▶ **WORK REQUIRED**: The answer must consist of every line in the data below that holds the word "JSON".

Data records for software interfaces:
--
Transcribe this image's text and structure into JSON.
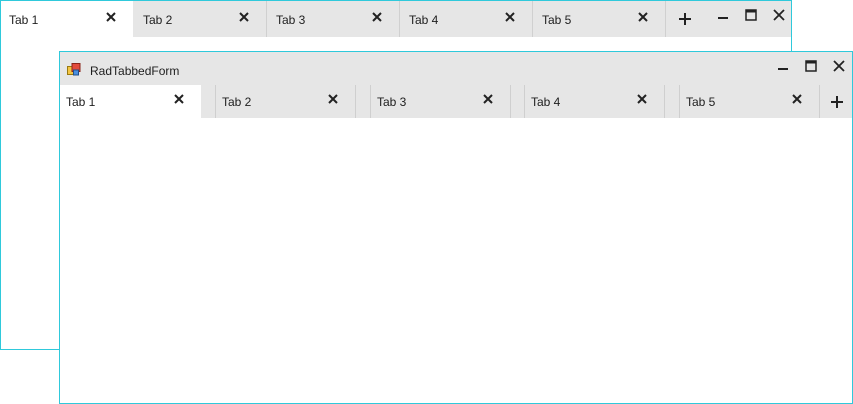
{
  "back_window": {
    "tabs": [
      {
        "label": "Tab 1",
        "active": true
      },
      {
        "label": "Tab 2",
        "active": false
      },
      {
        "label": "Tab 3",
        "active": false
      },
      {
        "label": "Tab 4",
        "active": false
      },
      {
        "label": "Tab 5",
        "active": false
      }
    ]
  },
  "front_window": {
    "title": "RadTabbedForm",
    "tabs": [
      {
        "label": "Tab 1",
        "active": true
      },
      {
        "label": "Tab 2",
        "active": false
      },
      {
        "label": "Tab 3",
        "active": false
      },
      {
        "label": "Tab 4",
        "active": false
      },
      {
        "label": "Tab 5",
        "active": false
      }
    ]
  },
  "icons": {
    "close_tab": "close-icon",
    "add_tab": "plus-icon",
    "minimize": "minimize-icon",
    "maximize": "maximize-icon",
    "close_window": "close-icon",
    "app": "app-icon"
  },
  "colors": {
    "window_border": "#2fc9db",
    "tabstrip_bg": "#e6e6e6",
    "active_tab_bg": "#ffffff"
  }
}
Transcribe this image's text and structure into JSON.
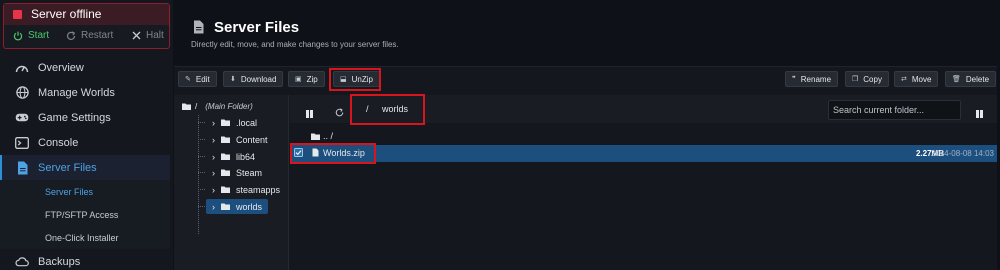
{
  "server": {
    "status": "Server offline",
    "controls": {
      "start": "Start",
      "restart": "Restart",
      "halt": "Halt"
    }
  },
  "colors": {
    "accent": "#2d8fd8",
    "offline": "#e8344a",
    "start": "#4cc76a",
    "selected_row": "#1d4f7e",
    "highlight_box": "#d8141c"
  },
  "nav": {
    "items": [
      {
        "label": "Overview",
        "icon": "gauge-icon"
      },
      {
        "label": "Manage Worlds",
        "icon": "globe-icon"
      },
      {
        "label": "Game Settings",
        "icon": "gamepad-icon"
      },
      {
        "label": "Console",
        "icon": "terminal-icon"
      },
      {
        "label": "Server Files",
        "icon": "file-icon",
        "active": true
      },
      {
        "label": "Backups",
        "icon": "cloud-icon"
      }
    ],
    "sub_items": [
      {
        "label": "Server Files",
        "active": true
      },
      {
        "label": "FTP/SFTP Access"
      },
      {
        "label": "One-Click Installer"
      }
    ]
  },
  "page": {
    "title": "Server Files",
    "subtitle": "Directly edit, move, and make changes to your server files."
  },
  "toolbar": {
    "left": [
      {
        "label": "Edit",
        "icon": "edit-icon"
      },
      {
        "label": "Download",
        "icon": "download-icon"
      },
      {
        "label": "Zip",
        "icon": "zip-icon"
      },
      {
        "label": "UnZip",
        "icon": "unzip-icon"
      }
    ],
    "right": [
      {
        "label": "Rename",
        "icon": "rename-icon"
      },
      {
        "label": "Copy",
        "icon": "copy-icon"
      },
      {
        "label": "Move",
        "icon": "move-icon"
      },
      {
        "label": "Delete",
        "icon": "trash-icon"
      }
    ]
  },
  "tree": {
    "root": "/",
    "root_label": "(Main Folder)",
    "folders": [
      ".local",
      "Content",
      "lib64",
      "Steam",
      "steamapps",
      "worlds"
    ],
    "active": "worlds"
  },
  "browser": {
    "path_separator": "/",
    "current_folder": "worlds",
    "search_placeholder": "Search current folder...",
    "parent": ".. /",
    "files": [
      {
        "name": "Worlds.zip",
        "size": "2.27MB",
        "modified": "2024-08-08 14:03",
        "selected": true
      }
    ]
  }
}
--
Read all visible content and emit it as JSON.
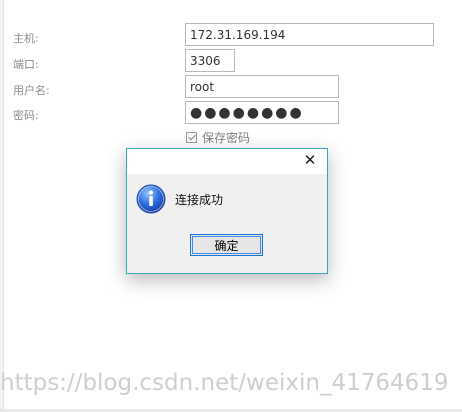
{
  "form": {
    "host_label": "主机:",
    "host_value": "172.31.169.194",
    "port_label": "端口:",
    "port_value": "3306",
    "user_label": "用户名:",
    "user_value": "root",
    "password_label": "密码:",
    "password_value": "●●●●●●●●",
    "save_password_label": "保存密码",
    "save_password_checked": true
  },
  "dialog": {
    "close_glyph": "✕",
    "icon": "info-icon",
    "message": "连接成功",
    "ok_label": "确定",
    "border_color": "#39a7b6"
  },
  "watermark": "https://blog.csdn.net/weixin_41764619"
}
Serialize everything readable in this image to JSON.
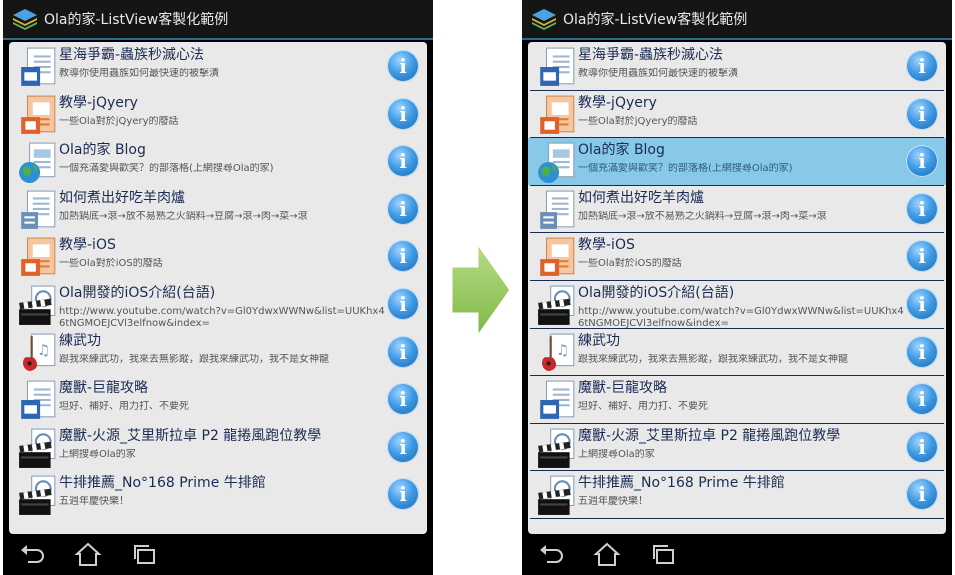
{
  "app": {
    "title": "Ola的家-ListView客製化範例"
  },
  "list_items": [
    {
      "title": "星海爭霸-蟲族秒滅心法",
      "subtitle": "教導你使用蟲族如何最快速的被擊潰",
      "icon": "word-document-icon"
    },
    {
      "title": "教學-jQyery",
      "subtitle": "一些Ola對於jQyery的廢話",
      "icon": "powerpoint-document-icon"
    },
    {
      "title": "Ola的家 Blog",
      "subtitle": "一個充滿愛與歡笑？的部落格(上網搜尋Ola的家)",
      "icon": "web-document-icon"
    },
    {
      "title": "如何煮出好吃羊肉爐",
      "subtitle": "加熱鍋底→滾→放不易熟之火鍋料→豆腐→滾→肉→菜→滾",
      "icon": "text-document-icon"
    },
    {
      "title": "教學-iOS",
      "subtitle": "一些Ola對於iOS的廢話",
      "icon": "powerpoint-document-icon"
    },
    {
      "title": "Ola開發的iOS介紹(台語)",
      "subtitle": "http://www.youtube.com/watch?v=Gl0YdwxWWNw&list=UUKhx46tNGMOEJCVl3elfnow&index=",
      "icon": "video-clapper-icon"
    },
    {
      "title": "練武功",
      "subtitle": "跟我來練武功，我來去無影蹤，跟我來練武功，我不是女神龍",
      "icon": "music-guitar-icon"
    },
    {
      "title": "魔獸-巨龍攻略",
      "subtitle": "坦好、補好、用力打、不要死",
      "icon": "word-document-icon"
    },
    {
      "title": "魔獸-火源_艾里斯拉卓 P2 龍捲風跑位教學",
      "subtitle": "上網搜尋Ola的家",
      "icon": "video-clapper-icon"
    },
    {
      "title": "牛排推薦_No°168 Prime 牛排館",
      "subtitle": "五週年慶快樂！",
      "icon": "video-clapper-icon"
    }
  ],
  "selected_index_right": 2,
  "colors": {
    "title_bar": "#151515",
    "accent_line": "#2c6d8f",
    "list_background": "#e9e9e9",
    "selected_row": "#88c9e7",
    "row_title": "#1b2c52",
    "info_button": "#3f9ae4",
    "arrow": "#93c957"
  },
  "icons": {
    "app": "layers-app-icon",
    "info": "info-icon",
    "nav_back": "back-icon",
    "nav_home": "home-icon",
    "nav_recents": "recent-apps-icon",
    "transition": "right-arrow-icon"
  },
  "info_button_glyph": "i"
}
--
▶ **ANSWER FOR THE TASK**:
Transcribe this image's text and structure into JSON.
Transcribe this image's text and structure into JSON.
Read all visible content and emit it as JSON.
Serialize everything readable in this image to JSON.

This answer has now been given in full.